- [Instructions to follow]: Search the records for the string "title", then copy each line where it appears.

- [Input data]:

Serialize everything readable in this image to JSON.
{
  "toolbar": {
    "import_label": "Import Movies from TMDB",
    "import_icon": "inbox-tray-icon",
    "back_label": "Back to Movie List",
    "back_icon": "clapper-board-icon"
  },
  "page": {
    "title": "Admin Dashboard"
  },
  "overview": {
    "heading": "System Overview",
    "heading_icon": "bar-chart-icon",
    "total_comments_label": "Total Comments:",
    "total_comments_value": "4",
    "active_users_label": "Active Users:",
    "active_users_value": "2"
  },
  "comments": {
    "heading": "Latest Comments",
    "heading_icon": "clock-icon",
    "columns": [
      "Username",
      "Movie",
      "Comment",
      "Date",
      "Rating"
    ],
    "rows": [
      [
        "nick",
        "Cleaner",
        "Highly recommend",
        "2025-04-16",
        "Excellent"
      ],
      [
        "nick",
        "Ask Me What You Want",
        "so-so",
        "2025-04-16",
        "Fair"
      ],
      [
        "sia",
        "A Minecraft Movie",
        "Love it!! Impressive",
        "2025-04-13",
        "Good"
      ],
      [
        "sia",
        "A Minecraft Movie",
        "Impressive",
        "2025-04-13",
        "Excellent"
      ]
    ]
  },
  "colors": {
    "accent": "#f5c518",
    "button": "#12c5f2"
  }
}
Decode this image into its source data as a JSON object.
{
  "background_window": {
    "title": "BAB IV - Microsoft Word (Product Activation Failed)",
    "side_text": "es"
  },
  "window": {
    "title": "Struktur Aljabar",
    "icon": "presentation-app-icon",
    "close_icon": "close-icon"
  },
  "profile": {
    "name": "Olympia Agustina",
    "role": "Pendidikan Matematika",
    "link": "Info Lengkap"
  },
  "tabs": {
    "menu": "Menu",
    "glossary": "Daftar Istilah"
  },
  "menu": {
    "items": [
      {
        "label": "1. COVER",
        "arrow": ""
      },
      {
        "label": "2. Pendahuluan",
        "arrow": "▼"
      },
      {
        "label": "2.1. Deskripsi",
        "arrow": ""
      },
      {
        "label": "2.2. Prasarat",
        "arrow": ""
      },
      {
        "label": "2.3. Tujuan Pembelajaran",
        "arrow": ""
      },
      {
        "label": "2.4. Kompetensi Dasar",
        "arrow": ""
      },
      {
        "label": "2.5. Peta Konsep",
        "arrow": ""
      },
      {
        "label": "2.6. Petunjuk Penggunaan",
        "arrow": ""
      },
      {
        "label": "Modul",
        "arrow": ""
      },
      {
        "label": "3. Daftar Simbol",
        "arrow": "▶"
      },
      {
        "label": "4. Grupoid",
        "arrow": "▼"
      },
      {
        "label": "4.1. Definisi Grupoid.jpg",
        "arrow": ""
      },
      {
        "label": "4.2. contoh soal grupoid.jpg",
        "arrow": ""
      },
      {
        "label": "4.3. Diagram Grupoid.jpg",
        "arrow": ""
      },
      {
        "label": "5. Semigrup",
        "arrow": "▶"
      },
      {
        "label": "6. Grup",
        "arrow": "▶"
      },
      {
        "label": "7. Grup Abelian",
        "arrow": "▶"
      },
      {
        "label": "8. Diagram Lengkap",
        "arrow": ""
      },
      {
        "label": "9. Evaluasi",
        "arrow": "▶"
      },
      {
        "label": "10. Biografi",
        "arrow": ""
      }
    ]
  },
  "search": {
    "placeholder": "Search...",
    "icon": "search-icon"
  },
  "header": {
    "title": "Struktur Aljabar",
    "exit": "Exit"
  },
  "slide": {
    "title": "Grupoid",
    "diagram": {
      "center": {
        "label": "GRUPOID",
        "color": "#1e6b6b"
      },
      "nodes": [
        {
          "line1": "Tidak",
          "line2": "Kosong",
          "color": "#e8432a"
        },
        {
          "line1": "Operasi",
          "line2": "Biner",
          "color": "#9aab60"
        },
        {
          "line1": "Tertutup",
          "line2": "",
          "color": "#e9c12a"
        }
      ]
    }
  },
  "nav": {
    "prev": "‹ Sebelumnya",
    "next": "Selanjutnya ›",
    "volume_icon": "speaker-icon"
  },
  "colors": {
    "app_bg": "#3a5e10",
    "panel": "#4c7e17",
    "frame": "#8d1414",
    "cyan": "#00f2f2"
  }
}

- [Answer for this exercise]:
    "title": "Admin Dashboard"
    "title": "BAB IV - Microsoft Word (Product Activation Failed)",
    "title": "Struktur Aljabar",
    "title": "Struktur Aljabar",
    "title": "Grupoid",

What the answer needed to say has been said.